It’s a hard cheese aged for at least five months and has an intense flavor and aroma.
The mature pecorino Romano is a must for preparing traditional dishes from Roman cuisine such as Bucatini all’Amatriciana and Cacio e Pepe.
Other Popular Types of Pecorino
- Pecorino Toscano from Tuscany
- Pecorino Sardo from Sardinia
Both are not as salty as pecorino Romano — served and typically eaten as they are.
Please note that the commonly available ‘Romano cheese‘ in the United States is not based on the real pecorino Romano — it is made with cow’s milk and is significantly milder in flavor.
Pecorino Romano vs. Parmigiano-Reggiano
While you can sometimes use them interchangeably, there are significant differences between these two kinds of Italian cheese:
- There is more fat in pecorino Romano cheese because it comes from sheep, while Parmigiano-Reggiano is from cows.
- Although pecorino is typically aged for eight to twelve months, it is more pungent and sharper in flavor than Parmigiano, which is aged for at least twelve months.
- Parmigiano is harder and noticeably crumblier because it has less moisture than Pecorino Romano cheese.
Pecorino Romano Substitutes
Parmigiano Reggiano is an excellent substitute in most dishes — even for the classic Roman dishes.
You can almost get the same saltiness, but the creaminess might not be on the same level.
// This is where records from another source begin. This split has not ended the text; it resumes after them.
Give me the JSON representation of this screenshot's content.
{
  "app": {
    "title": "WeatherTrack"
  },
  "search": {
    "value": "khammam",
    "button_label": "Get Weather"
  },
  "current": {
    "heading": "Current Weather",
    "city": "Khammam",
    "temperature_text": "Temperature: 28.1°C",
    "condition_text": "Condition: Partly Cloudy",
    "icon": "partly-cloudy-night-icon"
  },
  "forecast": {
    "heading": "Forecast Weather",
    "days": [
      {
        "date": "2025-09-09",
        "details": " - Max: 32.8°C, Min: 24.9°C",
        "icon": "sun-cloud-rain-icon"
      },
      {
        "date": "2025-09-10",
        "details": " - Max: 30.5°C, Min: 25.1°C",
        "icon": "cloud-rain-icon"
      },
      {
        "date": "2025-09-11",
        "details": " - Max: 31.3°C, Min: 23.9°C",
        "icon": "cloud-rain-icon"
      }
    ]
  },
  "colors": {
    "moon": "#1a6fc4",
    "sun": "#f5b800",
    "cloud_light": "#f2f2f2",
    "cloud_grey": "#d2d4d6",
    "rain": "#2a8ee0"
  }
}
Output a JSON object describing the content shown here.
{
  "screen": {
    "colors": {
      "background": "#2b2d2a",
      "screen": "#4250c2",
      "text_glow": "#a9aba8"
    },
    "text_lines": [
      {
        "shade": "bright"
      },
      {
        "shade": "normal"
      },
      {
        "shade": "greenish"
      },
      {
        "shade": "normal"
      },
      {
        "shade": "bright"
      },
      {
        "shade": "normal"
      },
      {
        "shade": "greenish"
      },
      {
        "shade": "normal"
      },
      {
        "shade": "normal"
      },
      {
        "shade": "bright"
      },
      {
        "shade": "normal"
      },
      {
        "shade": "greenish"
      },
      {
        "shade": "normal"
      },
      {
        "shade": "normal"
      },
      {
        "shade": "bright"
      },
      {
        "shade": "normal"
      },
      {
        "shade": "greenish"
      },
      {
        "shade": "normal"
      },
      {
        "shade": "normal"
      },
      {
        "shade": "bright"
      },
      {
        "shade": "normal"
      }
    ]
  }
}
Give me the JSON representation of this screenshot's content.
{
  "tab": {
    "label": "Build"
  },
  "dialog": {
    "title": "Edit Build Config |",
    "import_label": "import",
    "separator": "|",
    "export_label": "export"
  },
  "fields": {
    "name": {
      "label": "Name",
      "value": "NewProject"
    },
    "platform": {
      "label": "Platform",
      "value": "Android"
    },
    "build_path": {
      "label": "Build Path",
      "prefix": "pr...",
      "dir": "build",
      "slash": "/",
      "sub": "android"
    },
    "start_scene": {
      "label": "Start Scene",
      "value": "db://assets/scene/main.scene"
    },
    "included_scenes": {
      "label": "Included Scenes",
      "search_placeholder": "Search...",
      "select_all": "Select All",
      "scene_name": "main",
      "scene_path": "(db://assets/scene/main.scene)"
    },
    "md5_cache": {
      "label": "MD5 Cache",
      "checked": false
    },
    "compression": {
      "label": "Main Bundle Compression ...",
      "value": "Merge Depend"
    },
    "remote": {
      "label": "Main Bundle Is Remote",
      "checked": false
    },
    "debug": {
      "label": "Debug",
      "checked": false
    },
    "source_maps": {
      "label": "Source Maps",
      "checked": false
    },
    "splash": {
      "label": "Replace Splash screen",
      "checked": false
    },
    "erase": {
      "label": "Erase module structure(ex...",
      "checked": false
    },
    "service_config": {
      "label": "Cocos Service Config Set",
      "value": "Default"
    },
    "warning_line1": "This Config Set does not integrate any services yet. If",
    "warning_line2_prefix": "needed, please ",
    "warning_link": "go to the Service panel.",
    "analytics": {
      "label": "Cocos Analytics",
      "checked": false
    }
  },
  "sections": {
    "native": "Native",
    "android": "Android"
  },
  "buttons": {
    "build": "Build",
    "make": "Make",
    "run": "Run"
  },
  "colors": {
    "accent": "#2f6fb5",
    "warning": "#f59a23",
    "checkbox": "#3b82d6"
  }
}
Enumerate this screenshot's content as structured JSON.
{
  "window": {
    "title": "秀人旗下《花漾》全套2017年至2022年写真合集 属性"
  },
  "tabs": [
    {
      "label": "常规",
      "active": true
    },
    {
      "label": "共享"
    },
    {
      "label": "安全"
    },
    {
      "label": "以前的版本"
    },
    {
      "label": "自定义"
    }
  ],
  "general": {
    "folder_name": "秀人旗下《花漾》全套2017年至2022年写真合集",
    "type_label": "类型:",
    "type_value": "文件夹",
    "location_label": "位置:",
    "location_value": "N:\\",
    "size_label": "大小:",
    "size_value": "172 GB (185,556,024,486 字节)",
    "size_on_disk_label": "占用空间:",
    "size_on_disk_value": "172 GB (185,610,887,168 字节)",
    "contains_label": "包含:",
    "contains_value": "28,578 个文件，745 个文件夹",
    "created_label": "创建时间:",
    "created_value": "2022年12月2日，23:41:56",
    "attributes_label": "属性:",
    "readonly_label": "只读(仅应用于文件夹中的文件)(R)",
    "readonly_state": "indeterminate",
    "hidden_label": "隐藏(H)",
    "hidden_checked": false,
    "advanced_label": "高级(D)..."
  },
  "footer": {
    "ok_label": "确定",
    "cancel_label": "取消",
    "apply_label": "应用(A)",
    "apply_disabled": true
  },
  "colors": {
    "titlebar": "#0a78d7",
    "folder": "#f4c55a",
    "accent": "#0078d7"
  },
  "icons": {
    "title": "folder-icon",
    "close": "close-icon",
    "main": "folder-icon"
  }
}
Another hard cheese from North Italy, sometimes called ‘the queen of Italian cheeses.’
Grana Padano is closer to a Parmigiano than a Pecorino Romano, albeit less intense and dry.
All in all, still a fantastic alternative for pecorino Romano cheese.
Some of my friends think that the usage of pecorino Romano is quite limited because of how intensely salty it is, so they only tend to use it for pasta or casseroles.
I disagree with that; fava beans or a glass of robust red wine, for example — Yum!
Pecorino Romano cheese is used in a lot of traditional dishes from Rome, such as:
The result is a flavor-packed pasta dish that will surely make you ask for seconds — I know I always do! 🙂
Yes, there are just a few ingredients, but it definitely delivers a punch — absolutely mouthwatering!
I always keep it in a cool, dry place; and wrapped in its original packaging, if possible.
Are you finally convinced to give Pecorino Romano a try? You will not regret it! 🙂